One of the street's few surviving businesses, Nat's is tucked into a merchandise-packed
Port Richmond Avenue, January, 2009: No retail mecca.
storefront crouched under a railway trestle that hasn't seen a train in more than half a century. I'd noticed Nat's Men's Shop many times from a car window over the years, but recently, shopping for electrical supplies at Richmond Chandelier nearby on Port Richmond Avenue, I stopped to inspect Nat's store windows and liked what I saw.
With a slew of nearby malls and shopping centers offering any size and style in every price range, why would any St. Georgian who had a choice go shopping for menswear in a retail wasteland?
I can think of several reasons.
The first is political. When I have a choice, I want to support local retailers, not retailing corporations headquartered in Dallas or Dayton.
The second is what I saw in those store windows. Brands like Carhartt and Dickies and Duofold. Brands that mean quality and durability.
They don’t make them like this anymore
The third answer is pure nostalgia. Nat's is a combination of two old-fashioned kinds of men's clothing stores they're just not making anymore:
. . . and the Army & Navy store, which sold a lot of de-requisitioned military clothing and equipment, much of it in Olive Drab or a very dark Navy Blue
Old-fashioned service, no extra charge
The fourth reason for shopping at Nat’s is the service. And what I mean by service is a salesperson who knows his or her stock, provides a range of choices and suggestions within your price range, and gets you out of the store quickly, with exactly what you came for.

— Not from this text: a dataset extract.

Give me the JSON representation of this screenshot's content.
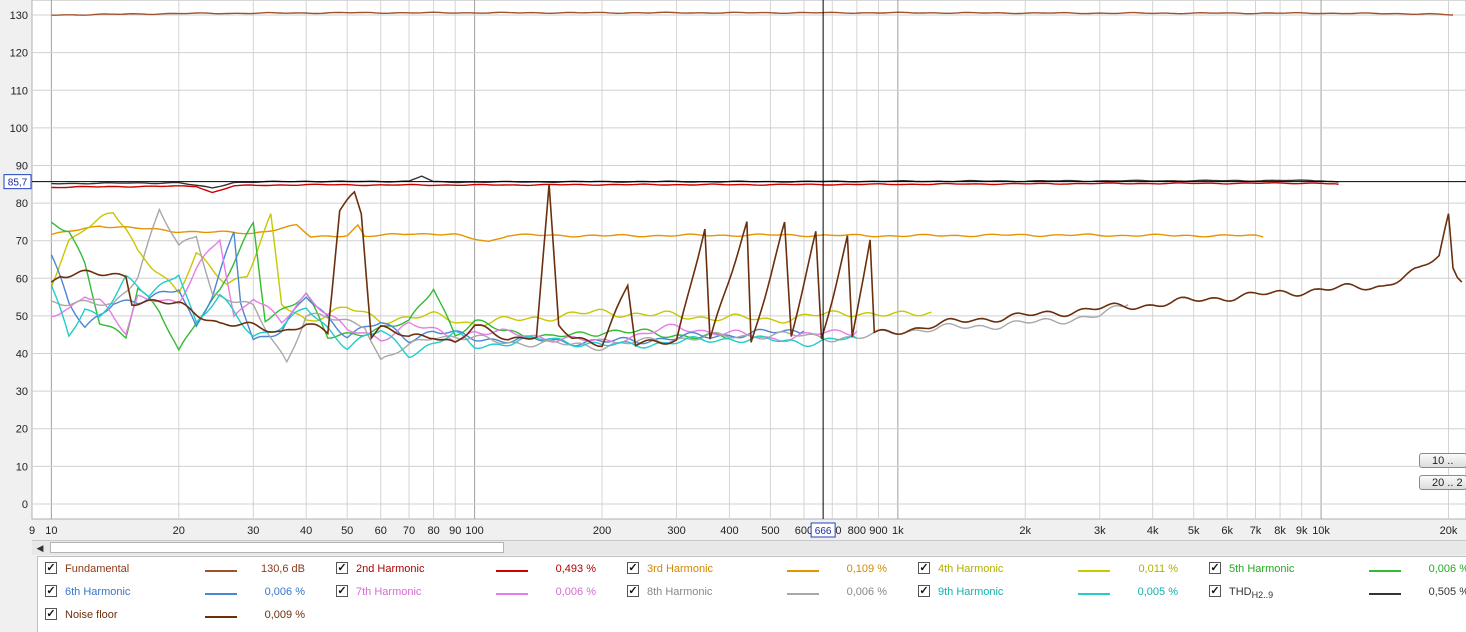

At Nat’s, the salesperson didn’t just ask what I wanted and then point me in the right direction. He checked my size, disappeared for a moment behind a double-decker rack of trousers and then brought out what I asked for in a variety of styles and prices—as well as a recommendation that turned out to be a better fit, in more ways than one, than what I’d planned to buy.
About 15 minutges later, I exited Nat's with two pairs of brand name jeans, one lined and one not; a pair of brand name cotton long johns; a wool watchap, and a pair of shoelaces––all exactly what I wanted, at a fair price.
There’s another reason I almost forgot: Convenience.
Nat’s is only a 15-minute ride from home on the S-40 bus along Richmond Terrace. My little shopping excursion was successfully completed in about an hour. Beats the mall any day.